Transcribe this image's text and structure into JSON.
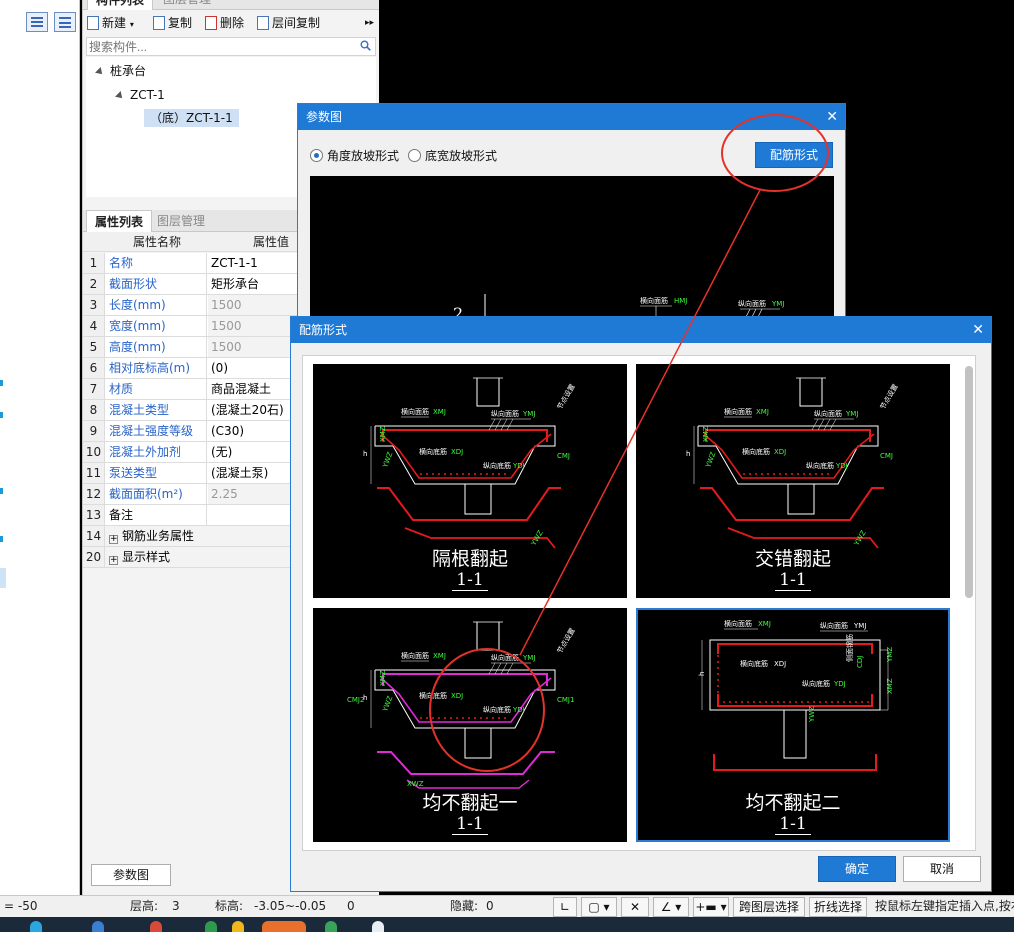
{
  "panel": {
    "top_tabs": [
      "构件列表",
      "图层管理"
    ],
    "toolbar": {
      "new": "新建",
      "copy": "复制",
      "delete": "删除",
      "floor_copy": "层间复制"
    },
    "search_placeholder": "搜索构件...",
    "tree": {
      "root": "桩承台",
      "child": "ZCT-1",
      "leaf": "（底）ZCT-1-1"
    },
    "prop_tabs": [
      "属性列表",
      "图层管理"
    ],
    "prop_headers": {
      "name": "属性名称",
      "value": "属性值"
    },
    "properties": [
      {
        "idx": "1",
        "name": "名称",
        "value": "ZCT-1-1"
      },
      {
        "idx": "2",
        "name": "截面形状",
        "value": "矩形承台"
      },
      {
        "idx": "3",
        "name": "长度(mm)",
        "value": "1500"
      },
      {
        "idx": "4",
        "name": "宽度(mm)",
        "value": "1500"
      },
      {
        "idx": "5",
        "name": "高度(mm)",
        "value": "1500"
      },
      {
        "idx": "6",
        "name": "相对底标高(m)",
        "value": "(0)"
      },
      {
        "idx": "7",
        "name": "材质",
        "value": "商品混凝土"
      },
      {
        "idx": "8",
        "name": "混凝土类型",
        "value": "(混凝土20石)"
      },
      {
        "idx": "9",
        "name": "混凝土强度等级",
        "value": "(C30)"
      },
      {
        "idx": "10",
        "name": "混凝土外加剂",
        "value": "(无)"
      },
      {
        "idx": "11",
        "name": "泵送类型",
        "value": "(混凝土泵)"
      },
      {
        "idx": "12",
        "name": "截面面积(m²)",
        "value": "2.25"
      },
      {
        "idx": "13",
        "name": "备注",
        "value": ""
      },
      {
        "idx": "14",
        "name": "钢筋业务属性",
        "value": ""
      },
      {
        "idx": "20",
        "name": "显示样式",
        "value": ""
      }
    ],
    "param_button": "参数图"
  },
  "param_dialog": {
    "title": "参数图",
    "radio_angle": "角度放坡形式",
    "radio_width": "底宽放坡形式",
    "rebar_button": "配筋形式",
    "canvas_labels": {
      "num": "2",
      "horiz": "横向面筋",
      "vert": "纵向面筋",
      "hcode": "HMJ",
      "vcode": "YMJ"
    }
  },
  "rebar_dialog": {
    "title": "配筋形式",
    "options": [
      {
        "title": "隔根翻起",
        "section": "1-1"
      },
      {
        "title": "交错翻起",
        "section": "1-1"
      },
      {
        "title": "均不翻起一",
        "section": "1-1"
      },
      {
        "title": "均不翻起二",
        "section": "1-1"
      }
    ],
    "drawing_labels": {
      "top_x": "横向面筋",
      "top_x_code": "XMJ",
      "top_y": "纵向面筋",
      "top_y_code": "YMJ",
      "bot_x": "横向底筋",
      "bot_x_code": "XDJ",
      "bot_y": "纵向底筋",
      "bot_y_code": "YDJ",
      "node": "节点设置",
      "cmj": "CMJ",
      "cmj1": "CMJ1",
      "cmj2": "CMJ2",
      "xmz": "XMZ",
      "ymz": "YMZ",
      "xwz": "XWZ",
      "ywz": "YWZ",
      "h": "h",
      "cdj": "CDJ",
      "side": "侧面钢筋",
      "xmj_label": "XMJ",
      "ymj_label": "YMJ"
    },
    "ok": "确定",
    "cancel": "取消"
  },
  "status": {
    "coord": "= -50",
    "floor_height_label": "层高:",
    "floor_height": "3",
    "elev_label": "标高:",
    "elev": "-3.05~-0.05",
    "zero": "0",
    "hidden_label": "隐藏:",
    "hidden": "0",
    "cross_layer": "跨图层选择",
    "polyline": "折线选择",
    "hint": "按鼠标左键指定插入点,按右"
  },
  "colors": {
    "accent": "#1f7ad6",
    "red": "#e41b1b",
    "green": "#3dff3d",
    "magenta": "#e02ad8",
    "annotation": "#e4322b"
  }
}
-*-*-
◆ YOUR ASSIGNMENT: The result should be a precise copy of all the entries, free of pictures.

◆ ANSWER TO THE EXERCISE:
Transcribe this image's text and structure into JSON.
{
  "panel": {
    "top_tabs": [
      "构件列表",
      "图层管理"
    ],
    "toolbar": {
      "new": "新建",
      "copy": "复制",
      "delete": "删除",
      "floor_copy": "层间复制"
    },
    "search_placeholder": "搜索构件...",
    "tree": {
      "root": "桩承台",
      "child": "ZCT-1",
      "leaf": "（底）ZCT-1-1"
    },
    "prop_tabs": [
      "属性列表",
      "图层管理"
    ],
    "prop_headers": {
      "name": "属性名称",
      "value": "属性值"
    },
    "properties": [
      {
        "idx": "1",
        "name": "名称",
        "value": "ZCT-1-1"
      },
      {
        "idx": "2",
        "name": "截面形状",
        "value": "矩形承台"
      },
      {
        "idx": "3",
        "name": "长度(mm)",
        "value": "1500"
      },
      {
        "idx": "4",
        "name": "宽度(mm)",
        "value": "1500"
      },
      {
        "idx": "5",
        "name": "高度(mm)",
        "value": "1500"
      },
      {
        "idx": "6",
        "name": "相对底标高(m)",
        "value": "(0)"
      },
      {
        "idx": "7",
        "name": "材质",
        "value": "商品混凝土"
      },
      {
        "idx": "8",
        "name": "混凝土类型",
        "value": "(混凝土20石)"
      },
      {
        "idx": "9",
        "name": "混凝土强度等级",
        "value": "(C30)"
      },
      {
        "idx": "10",
        "name": "混凝土外加剂",
        "value": "(无)"
      },
      {
        "idx": "11",
        "name": "泵送类型",
        "value": "(混凝土泵)"
      },
      {
        "idx": "12",
        "name": "截面面积(m²)",
        "value": "2.25"
      },
      {
        "idx": "13",
        "name": "备注",
        "value": ""
      },
      {
        "idx": "14",
        "name": "钢筋业务属性",
        "value": ""
      },
      {
        "idx": "20",
        "name": "显示样式",
        "value": ""
      }
    ],
    "param_button": "参数图"
  },
  "param_dialog": {
    "title": "参数图",
    "radio_angle": "角度放坡形式",
    "radio_width": "底宽放坡形式",
    "rebar_button": "配筋形式",
    "canvas_labels": {
      "num": "2",
      "horiz": "横向面筋",
      "vert": "纵向面筋",
      "hcode": "HMJ",
      "vcode": "YMJ"
    }
  },
  "rebar_dialog": {
    "title": "配筋形式",
    "options": [
      {
        "title": "隔根翻起",
        "section": "1-1"
      },
      {
        "title": "交错翻起",
        "section": "1-1"
      },
      {
        "title": "均不翻起一",
        "section": "1-1"
      },
      {
        "title": "均不翻起二",
        "section": "1-1"
      }
    ],
    "drawing_labels": {
      "top_x": "横向面筋",
      "top_x_code": "XMJ",
      "top_y": "纵向面筋",
      "top_y_code": "YMJ",
      "bot_x": "横向底筋",
      "bot_x_code": "XDJ",
      "bot_y": "纵向底筋",
      "bot_y_code": "YDJ",
      "node": "节点设置",
      "cmj": "CMJ",
      "cmj1": "CMJ1",
      "cmj2": "CMJ2",
      "xmz": "XMZ",
      "ymz": "YMZ",
      "xwz": "XWZ",
      "ywz": "YWZ",
      "h": "h",
      "cdj": "CDJ",
      "side": "侧面钢筋",
      "xmj_label": "XMJ",
      "ymj_label": "YMJ"
    },
    "ok": "确定",
    "cancel": "取消"
  },
  "status": {
    "coord": "= -50",
    "floor_height_label": "层高:",
    "floor_height": "3",
    "elev_label": "标高:",
    "elev": "-3.05~-0.05",
    "zero": "0",
    "hidden_label": "隐藏:",
    "hidden": "0",
    "cross_layer": "跨图层选择",
    "polyline": "折线选择",
    "hint": "按鼠标左键指定插入点,按右"
  },
  "colors": {
    "accent": "#1f7ad6",
    "red": "#e41b1b",
    "green": "#3dff3d",
    "magenta": "#e02ad8",
    "annotation": "#e4322b"
  }
}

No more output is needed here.